  • Christopher Graves

    Yes, Greg, smart indeed. Wikipedia is a testament to the power of the internet - just like open source software development. One of the largest problems in the realm of teaching has always been outdated materials, as textbooks change every few years and institutions don't have the money to buy new sets that often. Wikipedia is an ever changing landscape of information that continually reforms itself based on new information on subjects.

    If you actually looked into the Wikimedia Foundations message to people, it specifically mentions that their technical infrastructure is low cost in comparison to other major websites, and that they are in the works for improving and expanding the features of the websites they control. $17 million may be a stretch, however to make judgments this early is premature indefinitely.

    The Wikimedia Foundation is also a large supporter of Open Source software. In case you're unfamiliar with the development side of the technological world, Open Source is an idea in which a program can be developed across the world by thousands of people for free - which means the piece of software is free. Wouldn't that be nice, not having to pay for software ever again? Someone like you, Greg, would appreciate some penny-pinching.

    Freedom of information is crucially important in our modern world. Why let academia isolate the information from the people when it can be spread far and wide to everyone who knows how to click a mouse? That is the true crime, Greg.

    The decision of certain 'paid, professional scholarship' being replaced by contributing to centralized knowledge isn't bad, Greg. Those professors that expect you to learn through Google (Yes, they are out there) aren't much better. Instead of insulting people who are looking farther ahead than their own lifetime and using an over-familiar tone by mentioning first names, try expanding your own point of view Greg. Going to Charity Navigator and doing other research does not mean you know what it is like inside of that company. Ironically, that is similar to Wikipedia articles themselves.

  • Gregory Kohs

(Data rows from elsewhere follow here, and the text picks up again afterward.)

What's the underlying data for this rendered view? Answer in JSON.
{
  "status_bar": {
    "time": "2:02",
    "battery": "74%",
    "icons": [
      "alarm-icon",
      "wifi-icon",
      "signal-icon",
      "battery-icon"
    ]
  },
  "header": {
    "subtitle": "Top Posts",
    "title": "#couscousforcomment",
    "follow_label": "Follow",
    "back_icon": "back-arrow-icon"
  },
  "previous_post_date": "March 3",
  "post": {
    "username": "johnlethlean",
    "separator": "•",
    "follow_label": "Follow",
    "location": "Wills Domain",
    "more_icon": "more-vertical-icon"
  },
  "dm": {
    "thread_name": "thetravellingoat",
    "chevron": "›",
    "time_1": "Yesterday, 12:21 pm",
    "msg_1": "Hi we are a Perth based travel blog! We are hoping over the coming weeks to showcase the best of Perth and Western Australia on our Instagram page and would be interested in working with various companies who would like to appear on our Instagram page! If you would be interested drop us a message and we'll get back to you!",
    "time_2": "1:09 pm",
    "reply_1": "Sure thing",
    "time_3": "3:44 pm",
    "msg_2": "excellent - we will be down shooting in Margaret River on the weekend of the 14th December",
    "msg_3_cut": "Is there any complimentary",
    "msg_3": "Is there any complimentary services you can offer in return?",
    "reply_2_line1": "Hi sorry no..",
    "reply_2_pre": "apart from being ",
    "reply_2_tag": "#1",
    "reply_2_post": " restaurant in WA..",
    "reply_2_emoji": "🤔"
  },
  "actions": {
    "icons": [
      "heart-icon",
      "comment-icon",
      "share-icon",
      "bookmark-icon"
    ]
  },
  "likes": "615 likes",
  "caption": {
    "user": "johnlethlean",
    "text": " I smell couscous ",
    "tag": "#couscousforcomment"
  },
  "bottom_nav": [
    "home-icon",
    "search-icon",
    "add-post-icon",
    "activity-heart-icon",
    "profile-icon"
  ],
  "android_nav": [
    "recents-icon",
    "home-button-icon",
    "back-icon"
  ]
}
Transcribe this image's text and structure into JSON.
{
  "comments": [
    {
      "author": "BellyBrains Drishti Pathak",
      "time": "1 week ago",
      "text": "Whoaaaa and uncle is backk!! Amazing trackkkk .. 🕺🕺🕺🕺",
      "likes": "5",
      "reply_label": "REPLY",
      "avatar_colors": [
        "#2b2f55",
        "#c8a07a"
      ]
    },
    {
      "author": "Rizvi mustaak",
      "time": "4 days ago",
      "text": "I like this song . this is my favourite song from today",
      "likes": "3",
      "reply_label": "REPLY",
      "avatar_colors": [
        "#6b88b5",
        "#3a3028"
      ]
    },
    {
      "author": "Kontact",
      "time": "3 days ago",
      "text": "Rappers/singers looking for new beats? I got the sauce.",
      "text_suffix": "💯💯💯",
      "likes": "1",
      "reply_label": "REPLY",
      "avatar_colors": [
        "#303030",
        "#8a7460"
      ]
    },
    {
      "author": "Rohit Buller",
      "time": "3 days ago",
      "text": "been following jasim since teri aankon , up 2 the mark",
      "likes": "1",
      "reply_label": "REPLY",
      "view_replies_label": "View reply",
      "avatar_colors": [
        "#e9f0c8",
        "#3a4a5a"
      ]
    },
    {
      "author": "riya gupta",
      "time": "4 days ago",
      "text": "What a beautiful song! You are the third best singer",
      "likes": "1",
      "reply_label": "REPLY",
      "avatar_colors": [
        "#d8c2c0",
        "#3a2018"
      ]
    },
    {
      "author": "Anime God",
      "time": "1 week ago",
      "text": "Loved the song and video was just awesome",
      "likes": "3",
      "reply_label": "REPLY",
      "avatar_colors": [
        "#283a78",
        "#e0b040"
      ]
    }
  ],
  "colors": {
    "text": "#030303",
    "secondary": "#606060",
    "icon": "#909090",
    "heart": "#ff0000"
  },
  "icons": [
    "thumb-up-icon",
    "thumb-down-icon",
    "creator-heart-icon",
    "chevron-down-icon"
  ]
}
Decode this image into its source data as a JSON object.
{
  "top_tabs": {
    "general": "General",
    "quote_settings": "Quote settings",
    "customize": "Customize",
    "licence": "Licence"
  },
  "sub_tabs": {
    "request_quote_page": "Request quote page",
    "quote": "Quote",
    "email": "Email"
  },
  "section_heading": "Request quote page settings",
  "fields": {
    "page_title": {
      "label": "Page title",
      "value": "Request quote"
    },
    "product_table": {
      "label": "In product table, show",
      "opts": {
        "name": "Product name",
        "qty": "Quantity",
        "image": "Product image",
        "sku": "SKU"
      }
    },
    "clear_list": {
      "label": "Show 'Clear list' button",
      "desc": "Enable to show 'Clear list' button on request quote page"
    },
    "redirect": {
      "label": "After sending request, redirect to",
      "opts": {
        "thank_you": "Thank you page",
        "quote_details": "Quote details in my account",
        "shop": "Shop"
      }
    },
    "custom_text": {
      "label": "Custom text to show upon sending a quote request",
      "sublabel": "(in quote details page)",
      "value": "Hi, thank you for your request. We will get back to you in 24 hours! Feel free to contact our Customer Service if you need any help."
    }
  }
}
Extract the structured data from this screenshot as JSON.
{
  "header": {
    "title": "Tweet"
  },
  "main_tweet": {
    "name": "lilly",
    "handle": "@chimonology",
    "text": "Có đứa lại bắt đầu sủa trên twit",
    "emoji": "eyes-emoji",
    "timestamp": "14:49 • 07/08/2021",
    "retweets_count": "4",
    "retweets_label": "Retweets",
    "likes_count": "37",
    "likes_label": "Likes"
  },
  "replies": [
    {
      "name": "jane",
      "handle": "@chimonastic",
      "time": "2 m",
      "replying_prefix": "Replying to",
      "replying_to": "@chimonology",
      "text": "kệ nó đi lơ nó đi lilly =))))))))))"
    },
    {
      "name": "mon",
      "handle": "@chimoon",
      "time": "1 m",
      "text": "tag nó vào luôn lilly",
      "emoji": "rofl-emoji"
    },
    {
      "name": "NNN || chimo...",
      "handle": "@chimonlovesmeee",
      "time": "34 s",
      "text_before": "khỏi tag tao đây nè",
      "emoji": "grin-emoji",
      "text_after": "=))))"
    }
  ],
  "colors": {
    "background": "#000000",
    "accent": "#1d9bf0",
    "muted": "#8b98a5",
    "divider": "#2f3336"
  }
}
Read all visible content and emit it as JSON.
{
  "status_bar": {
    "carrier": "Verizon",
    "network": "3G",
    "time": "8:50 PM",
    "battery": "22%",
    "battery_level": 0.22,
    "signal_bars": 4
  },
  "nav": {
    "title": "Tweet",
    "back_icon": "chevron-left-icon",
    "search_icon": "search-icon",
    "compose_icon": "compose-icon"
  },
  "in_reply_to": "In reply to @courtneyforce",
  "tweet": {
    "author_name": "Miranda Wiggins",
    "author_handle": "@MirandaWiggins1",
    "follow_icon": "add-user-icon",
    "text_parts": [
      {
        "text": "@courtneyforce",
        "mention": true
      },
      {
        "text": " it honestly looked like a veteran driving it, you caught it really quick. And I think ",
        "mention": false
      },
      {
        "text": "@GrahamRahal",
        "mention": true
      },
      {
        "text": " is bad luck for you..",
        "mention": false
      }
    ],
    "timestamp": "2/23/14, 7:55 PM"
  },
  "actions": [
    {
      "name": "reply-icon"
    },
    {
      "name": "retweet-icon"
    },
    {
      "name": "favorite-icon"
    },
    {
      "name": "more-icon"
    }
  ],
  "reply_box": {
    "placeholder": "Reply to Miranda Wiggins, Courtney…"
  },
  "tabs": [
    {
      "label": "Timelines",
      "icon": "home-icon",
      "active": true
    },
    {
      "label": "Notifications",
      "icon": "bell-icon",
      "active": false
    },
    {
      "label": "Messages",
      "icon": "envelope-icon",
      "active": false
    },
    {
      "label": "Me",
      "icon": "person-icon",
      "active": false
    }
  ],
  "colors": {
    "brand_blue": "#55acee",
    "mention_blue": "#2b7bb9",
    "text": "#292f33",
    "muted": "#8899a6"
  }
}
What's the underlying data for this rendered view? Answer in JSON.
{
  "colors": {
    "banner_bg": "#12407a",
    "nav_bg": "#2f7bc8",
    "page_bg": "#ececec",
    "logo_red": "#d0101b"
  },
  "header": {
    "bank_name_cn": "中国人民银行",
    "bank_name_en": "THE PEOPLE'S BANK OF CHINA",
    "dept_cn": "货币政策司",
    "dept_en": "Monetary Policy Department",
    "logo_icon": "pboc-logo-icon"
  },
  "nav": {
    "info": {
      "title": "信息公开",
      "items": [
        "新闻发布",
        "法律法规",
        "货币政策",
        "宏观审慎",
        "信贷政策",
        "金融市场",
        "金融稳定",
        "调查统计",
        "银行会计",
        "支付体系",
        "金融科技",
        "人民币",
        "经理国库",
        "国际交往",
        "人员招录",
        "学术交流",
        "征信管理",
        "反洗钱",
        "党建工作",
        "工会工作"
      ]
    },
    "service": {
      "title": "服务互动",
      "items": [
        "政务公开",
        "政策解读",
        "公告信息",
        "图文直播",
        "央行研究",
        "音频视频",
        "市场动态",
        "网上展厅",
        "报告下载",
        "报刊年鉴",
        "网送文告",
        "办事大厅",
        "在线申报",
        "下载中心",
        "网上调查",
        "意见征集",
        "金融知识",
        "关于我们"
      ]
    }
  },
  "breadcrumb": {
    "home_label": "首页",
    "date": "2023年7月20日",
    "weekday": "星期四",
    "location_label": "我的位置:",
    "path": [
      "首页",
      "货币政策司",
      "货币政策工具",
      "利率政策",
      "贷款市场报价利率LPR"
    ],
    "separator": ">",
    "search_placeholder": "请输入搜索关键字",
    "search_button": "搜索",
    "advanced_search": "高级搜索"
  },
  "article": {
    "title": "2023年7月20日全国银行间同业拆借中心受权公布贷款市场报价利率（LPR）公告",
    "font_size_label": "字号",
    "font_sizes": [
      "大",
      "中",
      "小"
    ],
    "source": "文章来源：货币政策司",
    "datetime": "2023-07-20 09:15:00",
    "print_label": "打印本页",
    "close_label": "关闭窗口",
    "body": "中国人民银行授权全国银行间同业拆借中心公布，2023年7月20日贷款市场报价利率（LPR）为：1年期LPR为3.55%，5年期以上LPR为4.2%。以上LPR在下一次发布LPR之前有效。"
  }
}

    "Smart, indeed"? How is that "smart", Margaret? You advocate the replacement of paid, professional scholarship with a freely-licensed environment where the study of Pokemon characters, hogtie bondage positions, and analysis of appearances by amphibians on Family Guy episodes is an advancement for knowledge?

    After a full decade of the Wikipedia scam, I wonder when the news media will figure out that the Wikimedia Foundation spends on program services only 41 cents of every dollar they beg from donors, which earns them ONE STAR (out of four!) from Charity Navigator in organizational efficiency. In fact, their KPMG audit discovered that it only takes about $2.5 million to keep the servers running, provide ample bandwidth, and staff a team of code developers to keep things running smoothly. Why, then, is the ask for $20 million?

    I also wonder why the news media never thought to cover the 2009 story of how the Wikimedia Foundation needed extra office space, and as if by magic, they hand-picked Jimmy Wales' for-profit corporation to be their landlord, THEN obtained competitive bids, THEN asked Wales' for-profit company to match the average of the competitive bids.

    I too wonder why the media don't seem to care that the 2010 market research study of past Wikimedia Foundation donors was awarded to the former employer of the WMF staffer running the project, without any competitive bidding whatsoever. And when the Executive Director of the Wikimedia Foundation was asked how much the project cost, the guy asking the question was banned from the online discussion.

    Way to go, Margaret. Don't come asking me in a few years where your job went. Ask the Free Culture Movement.